The shortest and "mysterious" TH algorithm

M. Kolar
December 12, 2000

------ On Dec. 10, 2000, Glenn C. Rhoads wrote:

Yes, I'm already aware of that (one can get from the bits of the move count also which disk is being moved).

I've had the following (somewhat obfuscated) version up on my snippets page for some time (the code is supposed to resemble three disks stacked on top of each other):

"disk %i from %i to %i.\n"/**/
The original unobfuscated version is as follows:
#include <stdio.h>
#include <stdlib.h>

#define to(x)   ((x|x-1)+1)%3
#define from(x)  (x&x-1)%3

int disk(int); /* prototype */

void main( int argc, char *argv[] )
   int num_disks = atoi( argv[1] ), move, max;

   max = (1 << num_disks);

   for (move=1; move < max; move++)
      printf("move %i: disk %i from pole %i to pole %i.\n",
              move, disk(move), from(move), to(move) );

int disk(int move)
   int ring=1;

   for( ;!(move&1); move >>= 1)
   return ring;
------ End of G.C. Rhoads' text

That tower-shaped snippet can be reached from - a page full of wonderful C code - look for 'Hanoi' (and more can be found on, e.g. - an amazing program to calculate Pi).
Dec. 2013: Since 2000, all these codes has moved to

The tower-shaped snippet can actually be unfolded into a more usual form as follows:

 int z,y,n;

 for(y=1; (1<<n)-y; y<<=z-1, printf("disk %i from %i to %i.\n",z,(y&y-1)%3,((y|y-1)+1)%3), y++)
	for(z=1; !(y&1); z++, y>>=1) ;

This corresponds to replacing in my hBits.c code the inner for loop

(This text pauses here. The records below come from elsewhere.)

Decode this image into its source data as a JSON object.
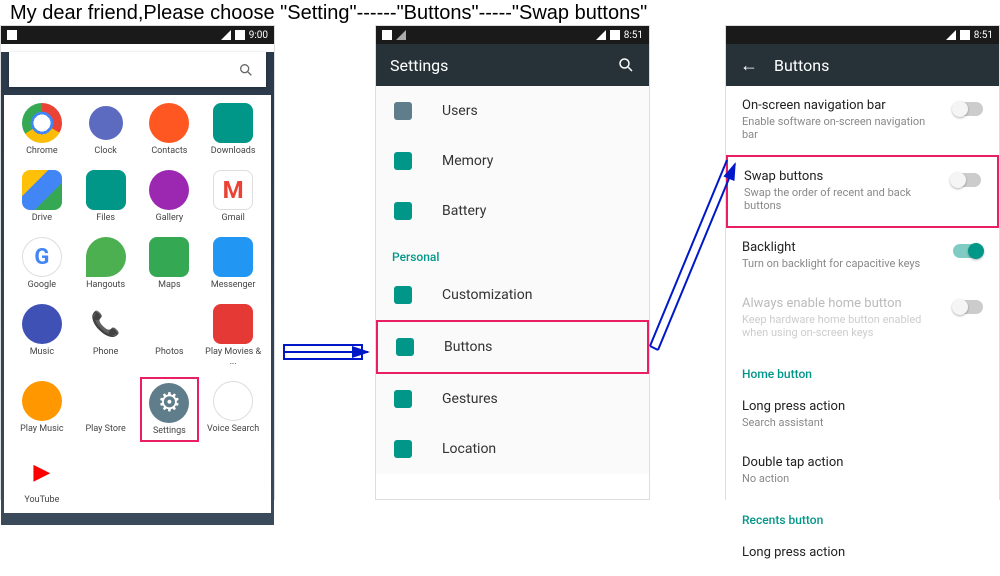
{
  "instruction": "My dear friend,Please choose \"Setting\"------\"Buttons\"-----\"Swap buttons\"",
  "time1": "9:00",
  "time2": "8:51",
  "time3": "8:51",
  "apps": [
    {
      "label": "Chrome",
      "cls": "ic-chrome"
    },
    {
      "label": "Clock",
      "cls": "ic-clock"
    },
    {
      "label": "Contacts",
      "cls": "ic-contacts"
    },
    {
      "label": "Downloads",
      "cls": "ic-downloads"
    },
    {
      "label": "Drive",
      "cls": "ic-drive"
    },
    {
      "label": "Files",
      "cls": "ic-files"
    },
    {
      "label": "Gallery",
      "cls": "ic-gallery"
    },
    {
      "label": "Gmail",
      "cls": "ic-gmail"
    },
    {
      "label": "Google",
      "cls": "ic-google"
    },
    {
      "label": "Hangouts",
      "cls": "ic-hangouts"
    },
    {
      "label": "Maps",
      "cls": "ic-maps"
    },
    {
      "label": "Messenger",
      "cls": "ic-messenger"
    },
    {
      "label": "Music",
      "cls": "ic-music"
    },
    {
      "label": "Phone",
      "cls": "ic-phone"
    },
    {
      "label": "Photos",
      "cls": "ic-photos"
    },
    {
      "label": "Play Movies & ...",
      "cls": "ic-playmovies"
    },
    {
      "label": "Play Music",
      "cls": "ic-playmusic"
    },
    {
      "label": "Play Store",
      "cls": "ic-playstore"
    },
    {
      "label": "Settings",
      "cls": "ic-settings",
      "highlight": true
    },
    {
      "label": "Voice Search",
      "cls": "ic-voice"
    },
    {
      "label": "YouTube",
      "cls": "ic-youtube"
    }
  ],
  "settings_header": "Settings",
  "settings_items": [
    {
      "label": "Users",
      "color": "#607d8b"
    },
    {
      "label": "Memory",
      "color": "#009688"
    },
    {
      "label": "Battery",
      "color": "#009688"
    }
  ],
  "personal_header": "Personal",
  "personal_items": [
    {
      "label": "Customization",
      "color": "#009688"
    },
    {
      "label": "Buttons",
      "color": "#009688",
      "highlight": true
    },
    {
      "label": "Gestures",
      "color": "#009688"
    },
    {
      "label": "Location",
      "color": "#009688"
    }
  ],
  "buttons_header": "Buttons",
  "buttons_items": [
    {
      "title": "On-screen navigation bar",
      "sub": "Enable software on-screen navigation bar",
      "on": false
    },
    {
      "title": "Swap buttons",
      "sub": "Swap the order of recent and back buttons",
      "on": false,
      "highlight": true
    },
    {
      "title": "Backlight",
      "sub": "Turn on backlight for capacitive keys",
      "on": true
    },
    {
      "title": "Always enable home button",
      "sub": "Keep hardware home button enabled when using on-screen keys",
      "on": false,
      "disabled": true
    }
  ],
  "home_button_header": "Home button",
  "home_items": [
    {
      "title": "Long press action",
      "sub": "Search assistant"
    },
    {
      "title": "Double tap action",
      "sub": "No action"
    }
  ],
  "recents_header": "Recents button",
  "recents_items": [
    {
      "title": "Long press action",
      "sub": ""
    }
  ]
}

for(i=x, j=1; ; i>>=1, j++) { if(i&1) break; }
by this more compact statement
for(i=x, j=1; !(i&1); i>>=1, j++) ;
However, this replacement had no noticeable effect on the CPU times for n=29.